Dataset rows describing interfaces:
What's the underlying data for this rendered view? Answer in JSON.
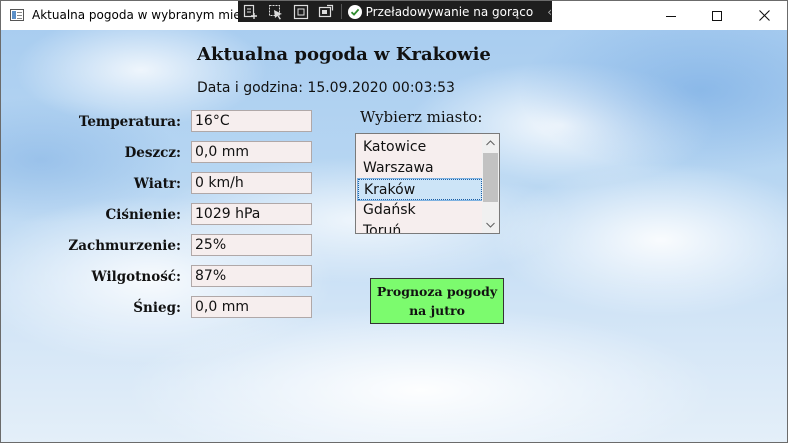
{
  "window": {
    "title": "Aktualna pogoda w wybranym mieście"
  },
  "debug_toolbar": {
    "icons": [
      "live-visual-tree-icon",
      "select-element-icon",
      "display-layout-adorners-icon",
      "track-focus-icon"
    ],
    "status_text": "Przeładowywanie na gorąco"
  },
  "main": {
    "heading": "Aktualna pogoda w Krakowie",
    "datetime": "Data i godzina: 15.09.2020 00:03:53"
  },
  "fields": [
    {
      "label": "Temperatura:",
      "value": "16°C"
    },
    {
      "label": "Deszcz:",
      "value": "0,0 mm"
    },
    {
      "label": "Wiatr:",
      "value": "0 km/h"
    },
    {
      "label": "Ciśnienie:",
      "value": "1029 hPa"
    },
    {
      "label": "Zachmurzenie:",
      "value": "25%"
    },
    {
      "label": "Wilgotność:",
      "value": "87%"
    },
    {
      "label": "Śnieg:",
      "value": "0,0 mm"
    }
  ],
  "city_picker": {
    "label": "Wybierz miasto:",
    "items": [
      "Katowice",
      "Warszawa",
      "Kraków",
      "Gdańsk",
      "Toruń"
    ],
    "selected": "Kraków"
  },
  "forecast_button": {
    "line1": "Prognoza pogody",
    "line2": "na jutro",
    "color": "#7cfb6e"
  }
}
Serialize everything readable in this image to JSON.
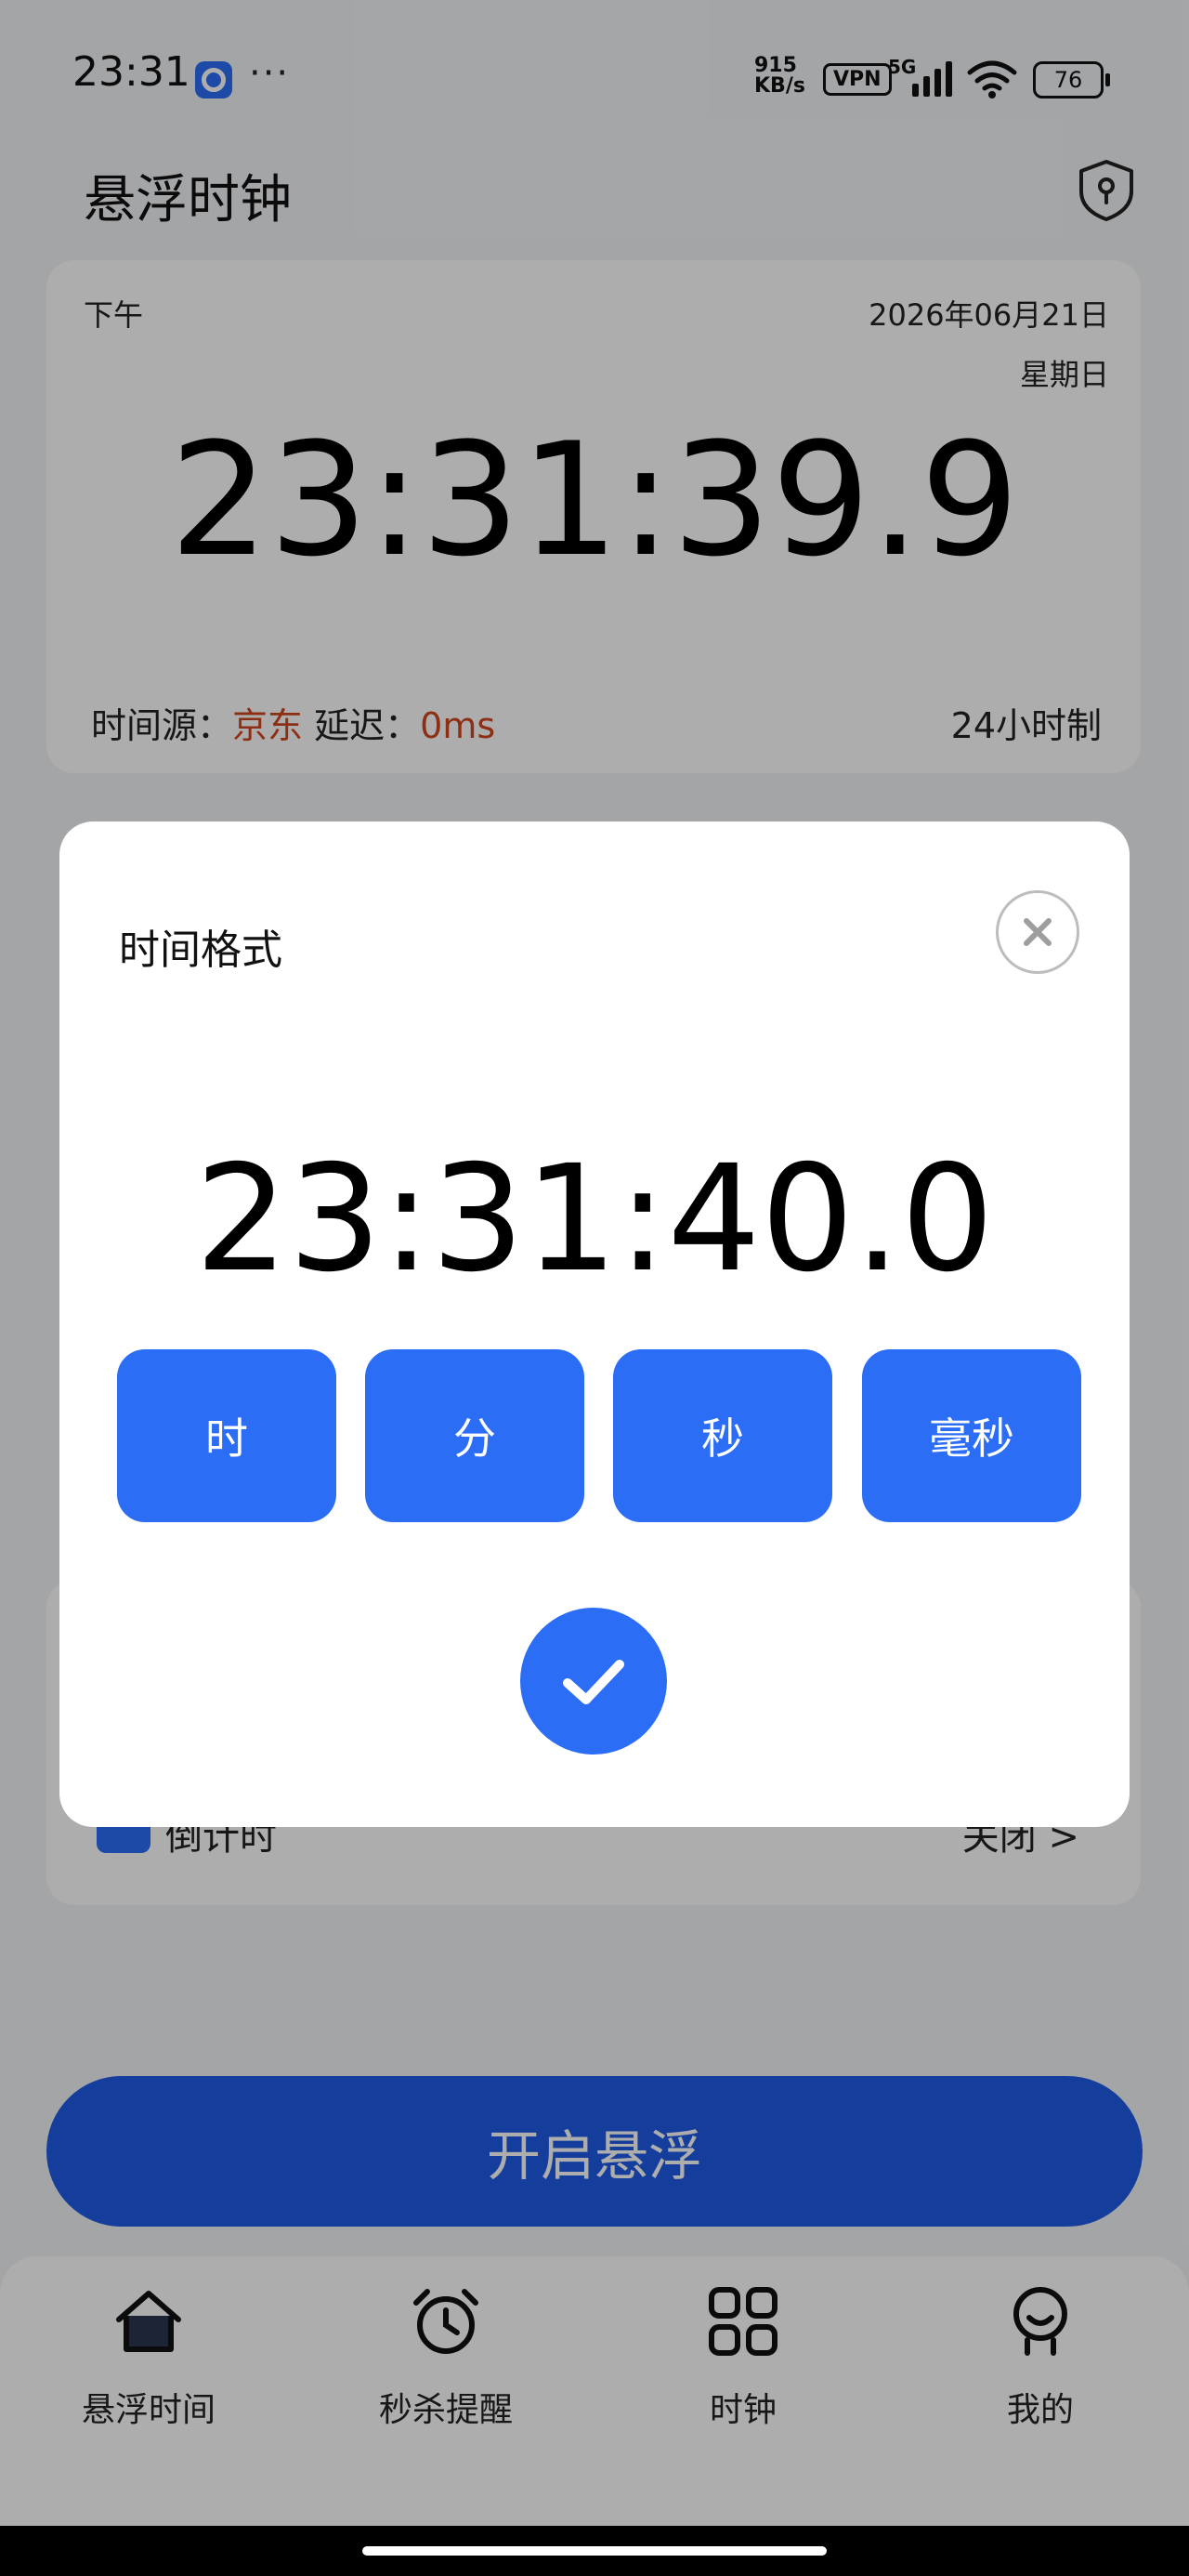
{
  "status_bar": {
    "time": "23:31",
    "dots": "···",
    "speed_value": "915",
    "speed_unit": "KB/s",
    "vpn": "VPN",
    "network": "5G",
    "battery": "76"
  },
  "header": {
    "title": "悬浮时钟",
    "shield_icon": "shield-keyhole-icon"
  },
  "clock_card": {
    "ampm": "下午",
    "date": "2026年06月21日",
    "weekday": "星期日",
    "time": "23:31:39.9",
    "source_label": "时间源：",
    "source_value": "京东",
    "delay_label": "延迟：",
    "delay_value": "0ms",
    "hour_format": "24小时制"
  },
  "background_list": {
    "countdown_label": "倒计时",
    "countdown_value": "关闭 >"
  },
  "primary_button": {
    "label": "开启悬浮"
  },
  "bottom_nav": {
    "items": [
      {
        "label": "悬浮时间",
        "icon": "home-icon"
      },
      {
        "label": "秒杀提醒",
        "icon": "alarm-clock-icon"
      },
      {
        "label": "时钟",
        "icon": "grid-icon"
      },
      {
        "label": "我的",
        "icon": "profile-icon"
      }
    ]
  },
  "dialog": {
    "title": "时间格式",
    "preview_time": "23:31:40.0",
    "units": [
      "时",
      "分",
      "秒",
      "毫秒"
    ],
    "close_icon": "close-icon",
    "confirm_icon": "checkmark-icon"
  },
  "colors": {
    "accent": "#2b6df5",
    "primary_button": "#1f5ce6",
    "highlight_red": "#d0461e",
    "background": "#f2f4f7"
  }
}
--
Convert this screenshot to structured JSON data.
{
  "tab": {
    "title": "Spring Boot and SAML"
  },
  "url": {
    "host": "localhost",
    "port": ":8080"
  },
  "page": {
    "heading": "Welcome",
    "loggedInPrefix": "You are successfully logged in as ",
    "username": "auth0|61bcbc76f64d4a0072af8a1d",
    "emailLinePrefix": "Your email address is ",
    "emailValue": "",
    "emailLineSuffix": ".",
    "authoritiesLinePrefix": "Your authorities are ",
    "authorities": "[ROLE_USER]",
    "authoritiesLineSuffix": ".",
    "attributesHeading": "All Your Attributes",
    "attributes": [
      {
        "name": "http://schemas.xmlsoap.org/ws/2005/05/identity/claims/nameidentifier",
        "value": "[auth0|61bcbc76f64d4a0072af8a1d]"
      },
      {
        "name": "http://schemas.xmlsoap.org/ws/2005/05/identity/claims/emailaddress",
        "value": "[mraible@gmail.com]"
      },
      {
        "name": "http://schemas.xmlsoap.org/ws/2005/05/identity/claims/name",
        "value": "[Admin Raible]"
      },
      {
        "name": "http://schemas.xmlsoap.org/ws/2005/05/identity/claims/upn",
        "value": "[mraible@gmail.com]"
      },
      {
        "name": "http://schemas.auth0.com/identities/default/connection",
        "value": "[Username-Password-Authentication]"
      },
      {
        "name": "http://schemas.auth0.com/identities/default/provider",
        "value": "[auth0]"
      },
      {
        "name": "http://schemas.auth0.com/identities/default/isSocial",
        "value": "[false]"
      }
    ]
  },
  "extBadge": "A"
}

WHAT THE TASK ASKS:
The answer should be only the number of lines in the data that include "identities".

PROBLEM SOLUTION:
3